The Emergence of American Amphibious Warfare 1898 – 1945. By David S. Nasca. Naval Institute Press, Annapolis, 2020.
Reviewed by Tim Coyle
Amphibious warfare has ancient origins; however, the wars and contingencies of the 20th century brought this mode of warfare to maturity with the US as leader in operational doctrine and technological development. The Emergence of American Amphibious warfare is therefore a timely addition to the bibliography of maritime and land warfare as a ‘cross-over’ operational art.
The author David Nasca, a historian and former US Marine, begins his study of US amphibious warfare in 1898 with the Spanish-American War and concludes in 1945 as the US was preparing for its greatest test, the amphibious invasion of the Japanese Home Islands.
Nasca provides a studied analysis of the first US major use of amphibious warfare in the Spanish-American War, detailing deficiencies in doctrine, planning and campaign execution. The lessons learnt led to the establishment of the US Navy General Board to address fleet logistics requirements over the greatly expanded US territorial interests gained from victory in the War. The General Board advocated enlargement of the US Marine Corps and equipping them for ship-shore lodgement and including Marine input in fleet exercises through experimentation in amphibious landing and advance base operations. However, specialised amphibious ships and equipment were not developed – gunboats towing wooden boats filled with troops being the standard method of transportation from ad hoc transports to the adversary shore.
The Gallipoli disaster of 1915 poisoned many allied officers against amphibious operations.

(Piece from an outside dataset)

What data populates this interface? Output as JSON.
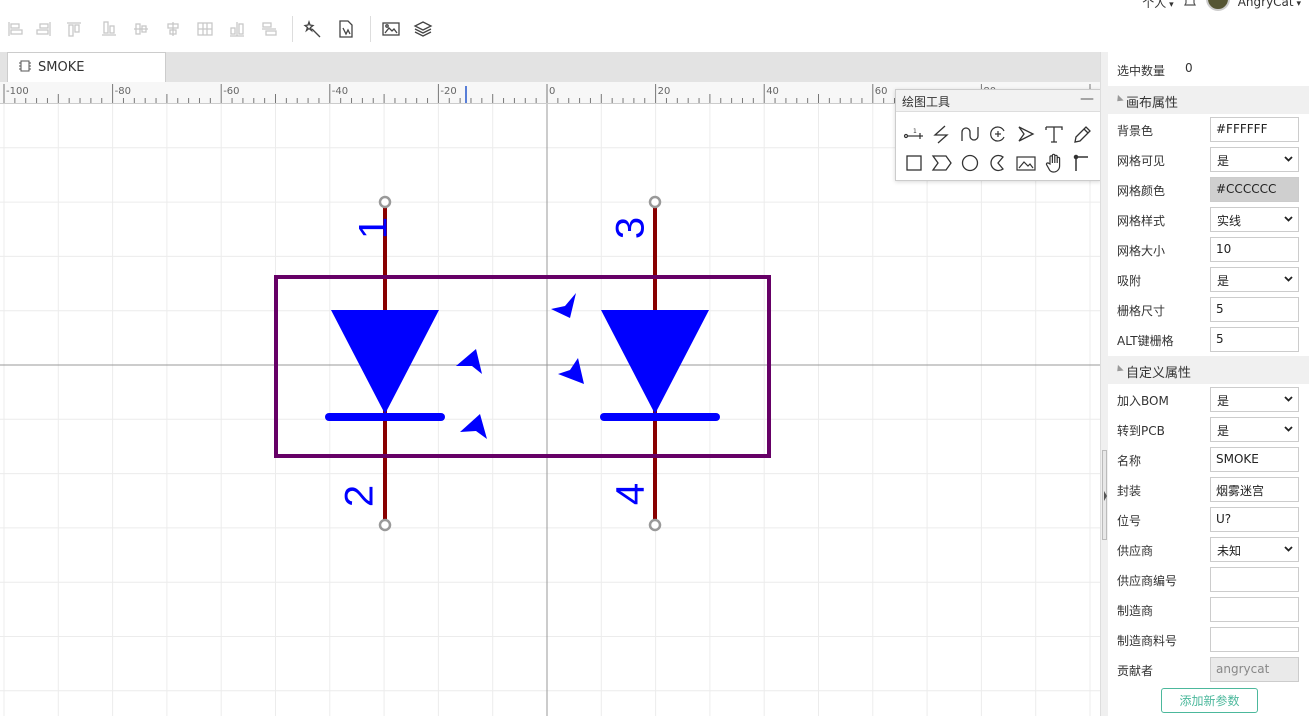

However, the period saw several visionary Marine officers directing their thinking towards amphibious doctrine. Colonel John A Lejeune, in considering small-scale landings US forces had undertaken in the first few years of the 20th century, posited these operations as only the precursor of future campaigns in which major navies, with strong industrial bases, would need power projection capabilities not only at sea but over the shore.
Lejeune’s vision simmered for some years until 1929 when innovative Marines began to take up the thread through studies of Gallipoli and the successful German Baltic Islands campaign. They assessed successful amphibious operations could be mounted if properly prepared, coordinated and executed with task force firepower, communications and logistics support. Marine Lieutenant Colonel Earl Ellis saw a future war with Japan requiring the US to seize strategic Pacific islands, requiring Marine Corps amphibious arms teams comprising infantry, artillery and aviation.
Amphibious doctrine was re-written in 1934 as the Tentative Landing Operations manual. Colonel Ellis Miller did not see amphibious assaults simply as permanently landing troops on a hostile shore but to temporarily impose military will on the adversary as another element of power projection in support of national interests. Miller warned that amphibious lodgements were potentially vulnerable to coastal artillery and air defences – realities demonstrated in World War Two.
The book’s culmination is the chapter entitled The Golden Age of Amphibious Warfare during which a fully developed US capability was loosed in North Africa, Italy, France and the Pacific ‘island-hopping’ campaigns. In this Chapter Nasca identifies shortfalls in planning and execution. The massive amphibious landings on the Pacific islands, while ultimately successful, demonstrated the vulnerabilities of the landing forces despite enormous resources. In Iwo Jima and Okinawa the Japanese adapted their defences to blunt US mobility and firepower. Drawing US forces into the island interiors hindered fire support and forced US forces to pry defenders from caves and underground strongpoints. The ultimate amphibious challenge was the Japanese Home Islands which would have resulted in enormous casualties on both sides.
Nasca’s Conclusion discusses more recent US amphibious concepts and ends with a useful profile of present and future amphibious assets and strategy.
While The Emergence of American Amphibious Warfare 1898 – 1945 meets its aim of examining the evolution of US amphibious operations to its domination in 1945 the book disappoints in its over emphasis on macro geo-strategic discussion peripheral to the core topic – American Amphibious Warfare. For example Gallipoli, as a failed amphibious campaign was worth critiquing but not to the extent of quoting signal traffic between Royal Navy ships confused over targets for shore bombardment.
USMC amphibious theory, propounded by Lejeurne, Miller, Ellis and others could have been more qualitatively supplemented by discussions of how doctrine changed during World War Two and, while amphibious technology is mentioned, few specifics are offered. The ‘Higgins’ boat (Landing Craft Vehicles, Personnel) is described but there is no mention of the vast fleets of landing ships (LST, LSM, LCI etc) which emerged during the war. What were the design imperatives? What was the USMC/Army/USN/industry input? And what of the armada of specialised amphibious transports – Attack Transports (APA), Attack Cargo ships (AKA) and others which landed and sustained the assaults? Marine aviation is not mentioned – what was its role in amphibious operations and how did it develop?
The Emergence of American Amphibious Warfare 1898 – 1945 covers the subject; however, researchers will need to delve elsewhere to assemble the whole story.